If a snake appears to be dead, do not pick it up. Some snakes such as the Rinkhals play dead, where they roll over and allow the tongue to loll most convincingly out of the mouth. However if you touch it, it is very likely to bite.
Two of the three South African spitting snakes occur in Gauteng, namely the Rinkhals and the Mozambique Spitting Cobra. They can spit their venom up to three metres and do so in self-defence, to temporarily blind an attacker so they can make a quick escape.
If you a snake spits at you wash out your eyes with lots of water. If you are near a tap hold your head under the running stream of water for 15 minutes. If you are out in the bush you can use other fluids such as beer or milk, but water is preferable. Then go to a doctor as soon as possible. There might be temporary blindness but permanent damage is unlikely, particularly if prompt medical attention is sought.
If you are bitten by a snake, it is most important that you remain calm ~ difficult though that might be. Identify the snake if possible. If you do not know what snake it is try and memorise what it looks like. Do not panic or run as this speeds up your metabolism and spreads the poison faster.
Do not apply ice to the bite area and don’t, under any circumstances drink alcohol. If bitten on the hand, remove any rings as soon as possible.
Immediately apply a crepe bandage firmly around the wound, as if for a muscle sprain. This will reduce the amount of venom entering the bloodstream but should not cut off circulation.
Do not apply a tourniquet. This often causes more damage than the bite itself.
Also, never try and suck the venom out.
Get someone to take you to hospital as soon as possible as anti-venom might be needed.

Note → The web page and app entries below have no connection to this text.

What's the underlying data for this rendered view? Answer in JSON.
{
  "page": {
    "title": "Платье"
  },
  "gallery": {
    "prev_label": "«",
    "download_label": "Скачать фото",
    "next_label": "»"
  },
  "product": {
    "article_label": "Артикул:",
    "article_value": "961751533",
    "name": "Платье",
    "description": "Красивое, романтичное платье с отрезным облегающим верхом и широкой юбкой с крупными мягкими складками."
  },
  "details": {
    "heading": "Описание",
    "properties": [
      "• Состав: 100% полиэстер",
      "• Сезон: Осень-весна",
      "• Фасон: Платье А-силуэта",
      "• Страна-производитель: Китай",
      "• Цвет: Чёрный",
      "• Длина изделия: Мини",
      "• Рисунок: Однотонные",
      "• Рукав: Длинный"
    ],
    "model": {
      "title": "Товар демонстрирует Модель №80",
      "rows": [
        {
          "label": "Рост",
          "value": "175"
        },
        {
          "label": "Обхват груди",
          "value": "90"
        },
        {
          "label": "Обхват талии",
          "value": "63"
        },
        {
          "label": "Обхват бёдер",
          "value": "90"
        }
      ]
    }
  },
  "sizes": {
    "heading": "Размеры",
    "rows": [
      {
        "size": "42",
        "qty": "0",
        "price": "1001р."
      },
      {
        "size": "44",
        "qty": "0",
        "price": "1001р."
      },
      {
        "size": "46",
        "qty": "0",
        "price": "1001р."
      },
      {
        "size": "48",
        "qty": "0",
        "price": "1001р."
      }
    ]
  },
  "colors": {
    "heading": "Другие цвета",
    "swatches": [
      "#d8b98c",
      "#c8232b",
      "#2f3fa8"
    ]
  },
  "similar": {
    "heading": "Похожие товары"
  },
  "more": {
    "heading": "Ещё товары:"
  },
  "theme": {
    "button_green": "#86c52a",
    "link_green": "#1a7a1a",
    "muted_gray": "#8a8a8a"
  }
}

If someone is bitten by a Puff Adder, call for medical help immediately. Apply a bandage starting at the bite site and working up the limb. Do not apply a tight bandage or tourniquet. A lightly applied bandage may help stop the spread of the poison. Keep the limb lower than the victim’s heart. Do not remove the bandage until the anti-venom has started to take effect.
Snake bite experts maintain that if a snakebite victim is taken to hospital within 30 minutes to two hours, the outcome should be good.

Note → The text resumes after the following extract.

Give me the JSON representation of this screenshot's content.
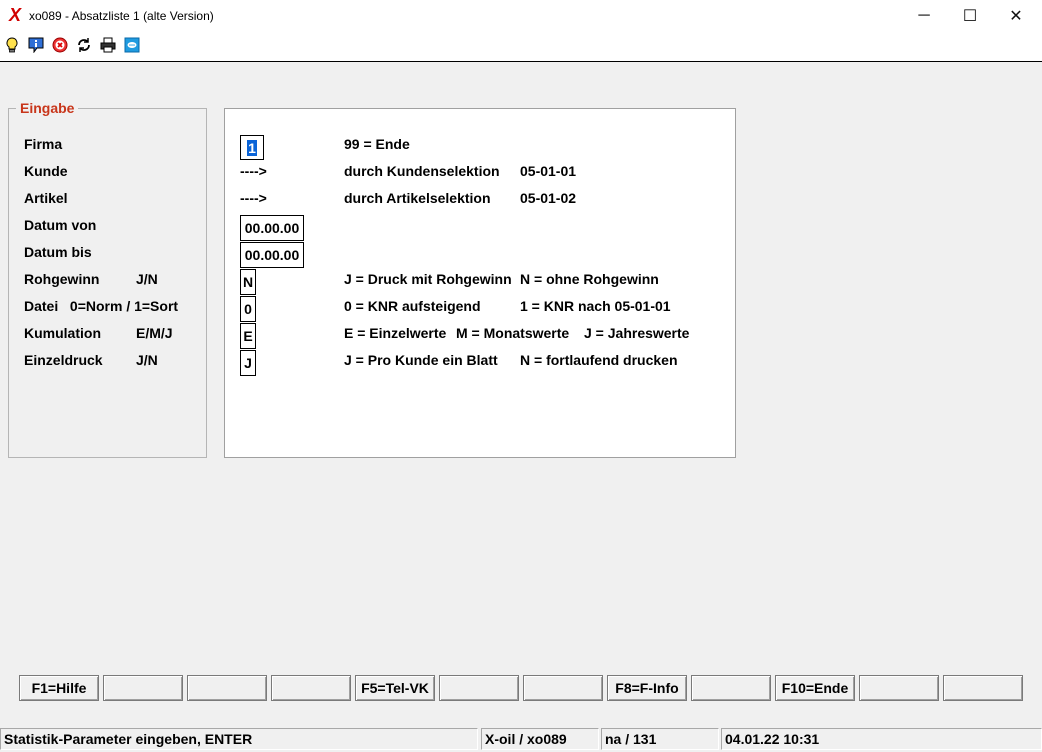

It makes sense for smallholders to educate themselves, their families and their staff on snakes. There are many snake books available which will help.
The African Snakebite Institute has recently released a free app for android and Apple smart phones called ASI Snakes. This app has several useful features such as snake profiles, posters, articles, a list of hospitals listing those that are closest to you and a list of over 450 snake removers around the country.
If you are unable to acquire this app on your phone, don’t wait until there is a snake in your house to download a list of snake removal experts in your area. Go to https://www.africansnakebiteinstitute.com/snake-removals-information, download, print the list and keep it in an easily accessible place.
If you fear that waiting for a snake removal expert will take too long, for example if the snake you encounter is in your house or a high-traffic area, you can catch it and remove it to somewhere safe by using a snake tong, hook and bag. These can be bought, comprising a long, lightweight aluminium tong (the longest version is foldable for easy transportation) which is used to catch the snake close to its head, and a lightweight hook which is used to manoeuvre the snake’s body. Thus holding the snake well away from oneself (and thus out of reach of any possible bite etc) the snake is lowered into the bag provided, and prevented from escape by pulling the bag’s drawstring closed. Thus “imprisoned” the snake can be safely removed and relocated far away from harm’s way, into open veld if possible.
To buy your snake kit call 012 xxxxxx